What is an ICF House?

ICF stands for insulated concrete form. An ICF block is an easy to install form that combines interior and exterior insulation in an easy to construct manner. In between these two layers of insulation, rebar is installed and concrete is poured in place. ICF construction is easier than wood-frame construction and prevents many common chances for human error. Because the forms, especially those from Fox Blocks, are modular blocks, they’re easy to assemble and projects move quickly with fewer errors.


ICF vs. Traditional Construction

At first glance, an ICF home may look identical to a conventionally built wood-frame home. Upon closer inspection, you’ll see where ICF really shines through. Here are some of the most prominent attributes of an ICF home:


ICF homes are so well insulated or “tight”, that they maintain a much more comfortable temperature and level of humidity. With other methods of construction that lack the thermal mass and high insulation properties of ICF, exterior rooms might feel hot or cold depending on the weather outside. You might also have to constantly adjust the thermostat to keep your house comfortable. ICF construction helps moderate swings in temperature in order to keep the entire home at a more constant, comfortable temperature.


The steel-reinforced concrete inside the ICF blocks adds a lot of mass to your home’s exterior walls. All of that concrete and foam helps to dampen any sounds from outside. In an ICF home, you’ll find a lot less noise making its way inside.


Some of the most impressive structures in the world are built from steel-reinforced concrete, and that’s no coincidence. Steel-reinforced concrete is incredibly strong and reliable. ICF homes are more resilient to natural disasters including hurricanes, wildfires, tornadoes, and any other extreme weather events. ICF homes are also naturally termite-resistant.
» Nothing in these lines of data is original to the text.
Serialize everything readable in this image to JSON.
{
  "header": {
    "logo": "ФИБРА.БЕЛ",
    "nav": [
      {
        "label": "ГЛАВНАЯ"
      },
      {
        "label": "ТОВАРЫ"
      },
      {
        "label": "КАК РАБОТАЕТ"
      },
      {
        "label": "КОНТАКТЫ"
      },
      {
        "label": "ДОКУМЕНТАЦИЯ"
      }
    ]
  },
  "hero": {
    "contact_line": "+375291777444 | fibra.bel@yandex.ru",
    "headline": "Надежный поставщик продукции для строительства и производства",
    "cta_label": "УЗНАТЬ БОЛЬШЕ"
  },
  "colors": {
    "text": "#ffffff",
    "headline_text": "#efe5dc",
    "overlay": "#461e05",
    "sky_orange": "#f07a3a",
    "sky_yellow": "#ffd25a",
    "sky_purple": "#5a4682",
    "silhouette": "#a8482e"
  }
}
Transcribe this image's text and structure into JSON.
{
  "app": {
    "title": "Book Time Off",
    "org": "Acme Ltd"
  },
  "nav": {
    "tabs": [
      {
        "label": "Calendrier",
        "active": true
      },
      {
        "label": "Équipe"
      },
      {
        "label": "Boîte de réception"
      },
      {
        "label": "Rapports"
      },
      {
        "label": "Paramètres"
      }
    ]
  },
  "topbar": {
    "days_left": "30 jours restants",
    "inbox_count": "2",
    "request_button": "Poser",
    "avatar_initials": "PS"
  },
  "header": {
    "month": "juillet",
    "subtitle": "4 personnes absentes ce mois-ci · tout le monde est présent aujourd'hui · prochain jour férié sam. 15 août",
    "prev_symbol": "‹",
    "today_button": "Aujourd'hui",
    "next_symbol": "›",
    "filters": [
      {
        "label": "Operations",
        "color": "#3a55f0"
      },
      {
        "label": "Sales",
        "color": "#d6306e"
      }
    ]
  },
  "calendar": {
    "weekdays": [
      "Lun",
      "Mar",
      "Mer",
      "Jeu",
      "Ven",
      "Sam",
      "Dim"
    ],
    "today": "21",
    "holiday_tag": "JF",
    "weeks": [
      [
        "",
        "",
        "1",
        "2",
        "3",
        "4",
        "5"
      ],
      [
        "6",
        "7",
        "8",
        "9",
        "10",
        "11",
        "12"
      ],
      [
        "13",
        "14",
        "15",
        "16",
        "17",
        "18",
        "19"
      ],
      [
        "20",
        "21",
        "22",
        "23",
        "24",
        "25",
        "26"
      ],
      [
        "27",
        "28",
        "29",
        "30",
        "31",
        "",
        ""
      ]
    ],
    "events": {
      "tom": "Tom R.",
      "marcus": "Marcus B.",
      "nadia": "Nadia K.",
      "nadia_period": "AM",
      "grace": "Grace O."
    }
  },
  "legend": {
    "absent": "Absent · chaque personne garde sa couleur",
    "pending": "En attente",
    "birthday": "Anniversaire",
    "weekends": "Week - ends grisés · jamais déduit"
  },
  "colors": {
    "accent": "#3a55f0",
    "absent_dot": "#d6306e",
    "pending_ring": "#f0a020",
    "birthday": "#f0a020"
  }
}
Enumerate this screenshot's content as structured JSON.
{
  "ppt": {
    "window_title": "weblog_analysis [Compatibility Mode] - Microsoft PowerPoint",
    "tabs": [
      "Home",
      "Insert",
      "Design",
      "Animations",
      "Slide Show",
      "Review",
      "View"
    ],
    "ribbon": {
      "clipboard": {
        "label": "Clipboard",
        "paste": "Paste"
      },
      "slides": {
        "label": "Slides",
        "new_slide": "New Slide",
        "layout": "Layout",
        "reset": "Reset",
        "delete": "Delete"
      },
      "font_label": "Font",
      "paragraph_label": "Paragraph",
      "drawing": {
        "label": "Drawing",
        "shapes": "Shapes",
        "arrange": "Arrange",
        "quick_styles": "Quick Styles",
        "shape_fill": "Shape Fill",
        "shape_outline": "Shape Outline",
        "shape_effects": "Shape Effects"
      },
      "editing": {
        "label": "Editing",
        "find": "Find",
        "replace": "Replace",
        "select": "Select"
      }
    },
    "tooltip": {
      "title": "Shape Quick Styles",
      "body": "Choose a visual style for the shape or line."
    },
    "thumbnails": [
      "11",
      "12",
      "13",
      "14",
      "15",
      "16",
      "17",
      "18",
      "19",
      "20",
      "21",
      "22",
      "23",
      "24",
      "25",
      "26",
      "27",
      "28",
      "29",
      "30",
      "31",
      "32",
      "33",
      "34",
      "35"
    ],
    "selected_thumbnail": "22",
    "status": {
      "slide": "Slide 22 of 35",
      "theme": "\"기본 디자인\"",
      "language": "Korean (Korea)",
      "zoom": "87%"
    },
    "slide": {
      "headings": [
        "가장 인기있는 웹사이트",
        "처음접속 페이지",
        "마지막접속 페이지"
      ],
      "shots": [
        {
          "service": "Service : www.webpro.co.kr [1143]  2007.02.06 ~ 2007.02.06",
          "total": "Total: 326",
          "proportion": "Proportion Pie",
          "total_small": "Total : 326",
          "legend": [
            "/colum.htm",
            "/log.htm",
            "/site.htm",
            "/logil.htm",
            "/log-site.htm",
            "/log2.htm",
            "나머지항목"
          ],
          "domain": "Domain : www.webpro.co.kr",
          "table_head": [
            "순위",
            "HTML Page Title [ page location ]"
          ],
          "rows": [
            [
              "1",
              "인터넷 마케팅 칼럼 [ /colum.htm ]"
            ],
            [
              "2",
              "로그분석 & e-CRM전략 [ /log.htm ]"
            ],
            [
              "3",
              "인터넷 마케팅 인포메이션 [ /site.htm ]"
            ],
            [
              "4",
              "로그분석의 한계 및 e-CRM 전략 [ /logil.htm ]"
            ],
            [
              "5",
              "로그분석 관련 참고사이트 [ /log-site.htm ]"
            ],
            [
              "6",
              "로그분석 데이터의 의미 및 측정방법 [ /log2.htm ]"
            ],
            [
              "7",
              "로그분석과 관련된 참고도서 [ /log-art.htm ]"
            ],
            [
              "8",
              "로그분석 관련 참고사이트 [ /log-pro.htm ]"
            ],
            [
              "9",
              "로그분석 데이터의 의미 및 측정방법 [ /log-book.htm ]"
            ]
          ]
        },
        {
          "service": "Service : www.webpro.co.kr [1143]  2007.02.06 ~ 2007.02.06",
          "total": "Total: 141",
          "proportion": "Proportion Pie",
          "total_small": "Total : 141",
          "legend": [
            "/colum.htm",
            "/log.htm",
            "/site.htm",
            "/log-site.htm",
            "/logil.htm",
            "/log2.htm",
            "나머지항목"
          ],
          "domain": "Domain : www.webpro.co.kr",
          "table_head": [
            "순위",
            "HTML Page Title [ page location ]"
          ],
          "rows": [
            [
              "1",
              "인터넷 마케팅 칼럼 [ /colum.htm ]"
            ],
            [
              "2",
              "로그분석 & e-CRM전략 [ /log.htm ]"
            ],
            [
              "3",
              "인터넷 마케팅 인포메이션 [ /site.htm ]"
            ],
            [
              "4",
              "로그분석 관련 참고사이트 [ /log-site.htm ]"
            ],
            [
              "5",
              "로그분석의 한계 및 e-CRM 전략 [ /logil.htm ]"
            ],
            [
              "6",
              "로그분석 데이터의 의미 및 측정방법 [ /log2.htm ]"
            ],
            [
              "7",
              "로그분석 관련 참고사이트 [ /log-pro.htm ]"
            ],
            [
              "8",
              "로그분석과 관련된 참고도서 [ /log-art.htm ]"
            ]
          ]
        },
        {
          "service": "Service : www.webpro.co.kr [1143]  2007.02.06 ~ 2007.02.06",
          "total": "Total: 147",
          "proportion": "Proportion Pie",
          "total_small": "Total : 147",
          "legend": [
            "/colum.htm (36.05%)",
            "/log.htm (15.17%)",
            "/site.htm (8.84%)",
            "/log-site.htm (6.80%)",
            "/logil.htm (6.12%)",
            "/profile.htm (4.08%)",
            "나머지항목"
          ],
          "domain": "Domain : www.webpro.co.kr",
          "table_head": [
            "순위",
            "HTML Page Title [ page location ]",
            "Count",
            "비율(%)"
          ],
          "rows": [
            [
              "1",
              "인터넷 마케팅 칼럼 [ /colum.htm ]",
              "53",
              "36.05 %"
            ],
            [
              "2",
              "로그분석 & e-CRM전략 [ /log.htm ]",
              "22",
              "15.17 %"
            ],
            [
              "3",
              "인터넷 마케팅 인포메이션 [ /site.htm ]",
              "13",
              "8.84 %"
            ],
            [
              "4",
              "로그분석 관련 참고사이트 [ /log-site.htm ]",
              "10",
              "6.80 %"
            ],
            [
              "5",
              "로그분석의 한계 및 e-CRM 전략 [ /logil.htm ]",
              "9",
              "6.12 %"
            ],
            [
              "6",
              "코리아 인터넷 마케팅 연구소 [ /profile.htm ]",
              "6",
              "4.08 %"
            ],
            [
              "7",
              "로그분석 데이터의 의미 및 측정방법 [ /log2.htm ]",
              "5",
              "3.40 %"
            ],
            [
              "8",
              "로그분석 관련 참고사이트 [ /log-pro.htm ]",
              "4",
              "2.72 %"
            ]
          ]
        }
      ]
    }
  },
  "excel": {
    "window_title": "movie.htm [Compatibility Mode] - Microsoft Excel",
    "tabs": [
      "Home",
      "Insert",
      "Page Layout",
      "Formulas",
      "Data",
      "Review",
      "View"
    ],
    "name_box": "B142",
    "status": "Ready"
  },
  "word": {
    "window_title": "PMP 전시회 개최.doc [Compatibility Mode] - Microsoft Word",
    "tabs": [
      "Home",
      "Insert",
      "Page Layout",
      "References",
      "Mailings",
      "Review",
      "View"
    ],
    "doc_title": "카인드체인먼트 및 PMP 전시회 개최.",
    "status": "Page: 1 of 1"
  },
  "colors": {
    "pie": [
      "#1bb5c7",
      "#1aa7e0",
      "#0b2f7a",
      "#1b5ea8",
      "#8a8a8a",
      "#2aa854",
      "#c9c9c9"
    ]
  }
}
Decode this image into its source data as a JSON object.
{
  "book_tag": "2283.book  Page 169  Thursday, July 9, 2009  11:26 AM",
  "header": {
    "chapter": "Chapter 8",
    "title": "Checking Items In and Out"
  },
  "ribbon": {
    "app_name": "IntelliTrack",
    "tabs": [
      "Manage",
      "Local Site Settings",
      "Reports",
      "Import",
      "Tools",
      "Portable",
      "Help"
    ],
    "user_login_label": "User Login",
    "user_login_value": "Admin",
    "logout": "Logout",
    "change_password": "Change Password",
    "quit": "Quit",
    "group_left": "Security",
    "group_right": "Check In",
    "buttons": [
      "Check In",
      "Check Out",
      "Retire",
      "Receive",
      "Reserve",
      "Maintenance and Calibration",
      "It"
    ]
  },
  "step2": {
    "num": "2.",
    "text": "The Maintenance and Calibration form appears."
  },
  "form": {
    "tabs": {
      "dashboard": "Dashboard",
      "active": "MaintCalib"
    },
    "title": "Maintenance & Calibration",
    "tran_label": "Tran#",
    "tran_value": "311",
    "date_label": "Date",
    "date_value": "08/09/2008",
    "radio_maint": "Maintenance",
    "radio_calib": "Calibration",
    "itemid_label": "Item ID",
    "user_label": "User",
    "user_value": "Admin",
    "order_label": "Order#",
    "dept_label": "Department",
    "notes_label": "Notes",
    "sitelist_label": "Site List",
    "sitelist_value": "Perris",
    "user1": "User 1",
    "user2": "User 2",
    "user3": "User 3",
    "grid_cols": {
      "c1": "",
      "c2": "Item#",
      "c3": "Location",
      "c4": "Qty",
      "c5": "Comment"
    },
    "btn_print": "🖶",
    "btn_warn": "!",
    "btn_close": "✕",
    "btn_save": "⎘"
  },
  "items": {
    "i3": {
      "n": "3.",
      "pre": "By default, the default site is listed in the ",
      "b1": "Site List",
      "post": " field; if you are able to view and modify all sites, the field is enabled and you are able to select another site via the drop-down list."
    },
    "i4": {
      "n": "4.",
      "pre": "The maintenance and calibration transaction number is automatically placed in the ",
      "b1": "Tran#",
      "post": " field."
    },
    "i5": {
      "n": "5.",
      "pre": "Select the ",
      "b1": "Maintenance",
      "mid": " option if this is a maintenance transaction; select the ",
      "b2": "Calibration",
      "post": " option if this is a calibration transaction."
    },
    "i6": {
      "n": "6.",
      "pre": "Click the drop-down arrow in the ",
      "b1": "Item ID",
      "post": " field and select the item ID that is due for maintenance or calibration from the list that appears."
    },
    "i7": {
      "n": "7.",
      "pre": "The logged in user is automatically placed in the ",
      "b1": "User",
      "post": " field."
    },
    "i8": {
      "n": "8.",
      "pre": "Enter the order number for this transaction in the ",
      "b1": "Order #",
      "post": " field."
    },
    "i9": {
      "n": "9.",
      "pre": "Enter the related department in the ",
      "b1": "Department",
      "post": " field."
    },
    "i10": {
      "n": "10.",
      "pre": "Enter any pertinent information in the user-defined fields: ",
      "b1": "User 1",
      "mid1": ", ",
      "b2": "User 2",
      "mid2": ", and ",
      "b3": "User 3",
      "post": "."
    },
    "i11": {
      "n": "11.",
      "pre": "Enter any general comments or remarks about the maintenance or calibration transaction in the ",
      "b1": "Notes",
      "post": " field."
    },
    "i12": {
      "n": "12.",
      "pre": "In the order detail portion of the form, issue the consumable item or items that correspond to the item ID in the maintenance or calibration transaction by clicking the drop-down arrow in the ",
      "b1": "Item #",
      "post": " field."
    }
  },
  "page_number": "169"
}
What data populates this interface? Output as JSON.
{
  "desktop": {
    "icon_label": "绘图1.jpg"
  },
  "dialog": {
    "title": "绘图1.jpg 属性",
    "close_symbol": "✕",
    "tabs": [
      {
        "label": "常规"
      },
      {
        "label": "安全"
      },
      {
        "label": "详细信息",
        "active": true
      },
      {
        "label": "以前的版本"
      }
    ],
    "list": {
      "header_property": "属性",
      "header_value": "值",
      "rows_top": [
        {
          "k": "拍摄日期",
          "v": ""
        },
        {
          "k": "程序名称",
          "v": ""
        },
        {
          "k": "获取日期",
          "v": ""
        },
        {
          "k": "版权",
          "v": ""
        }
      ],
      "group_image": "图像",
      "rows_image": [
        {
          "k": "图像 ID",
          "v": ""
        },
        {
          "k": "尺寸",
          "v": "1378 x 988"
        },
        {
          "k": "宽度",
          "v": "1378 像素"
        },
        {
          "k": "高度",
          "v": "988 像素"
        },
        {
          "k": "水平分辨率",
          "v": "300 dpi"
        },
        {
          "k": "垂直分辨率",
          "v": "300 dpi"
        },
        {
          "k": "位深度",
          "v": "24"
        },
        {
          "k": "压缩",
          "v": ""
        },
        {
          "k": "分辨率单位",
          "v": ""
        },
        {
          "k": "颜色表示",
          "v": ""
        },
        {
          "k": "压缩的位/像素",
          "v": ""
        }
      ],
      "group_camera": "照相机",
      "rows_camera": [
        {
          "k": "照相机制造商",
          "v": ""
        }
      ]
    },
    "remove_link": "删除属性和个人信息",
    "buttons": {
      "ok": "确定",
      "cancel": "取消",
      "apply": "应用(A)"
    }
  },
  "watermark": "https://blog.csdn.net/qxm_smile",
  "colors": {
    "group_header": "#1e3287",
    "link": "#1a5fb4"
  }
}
Because of their resilience, many insurance providers give discounts for ICF homes.

Energy Efficiency

Arguably the biggest benefit of ICF construction is the energy efficiency that ICF construction provides to a home. With the thermal mass, airtightness, and high R-value of the ICF blocks, these homes cost significantly less to operate. On average, the monthly utility cost for a wood-frame house is $0.10 per square foot, whereas the average ICF home costs only $0.03 per square foot. How does a better constructed home and a high percentage reduction in energy bills sound to you?


How Much Does an ICF House Cost?

Building with ICFs creates a high-performance home and cost wise should not be compared to a minimum code built home with 2x4 wood-framing. In today's cost fluctuating building material marketing, an ICF home built by an experienced ICF contractor typically may cost about 3% to 5% more than a conventionally built wood framed home to meet the new energy codes. ICF homes actually use more and better materials when building the home. While the larger amount of higher grade materials adds to the cost, ICF blocks are so easy to work with that the labor savings are substantial and will help offset the material cost.

An ICF home may cost a bit more, but you’ll end up with a much stronger structure that costs substantially less to operate. ICF homes are so energy-efficient that the HVAC system has to run less often and can actually be downsized. This results in cheaper HVAC equipment and lower energy bills for the entirety of the home’s life. When you couple that with lower maintenance costs and often lower insurance premiums, ICF homes start to make a lot of economical sense.

Find an Experienced Contractor

One of the keys to keeping an ICF home cost reasonable is to partner with a professional that knows how to build with ICF. If the contractor you use has never worked with ICF before, Fox Blocks offers free primary installer training classes and a wealth of technical documentation and videos. A contractor that has already built four or five homes with ICF will have the knowledge and crew capable of getting your home built swiftly and economically.


Keep Costs Low and Innovation High with Fox Blocks

Fox Blocks is here to make sure you can make your ICF home a reality. Their easy to use Estimator Pro lets you quickly estimate what a project might cost. Enter any project specifications and determine an accurate material and labor estimate for any size project. Let the team at Fox Blocks guide you through the process of building your ICF home today.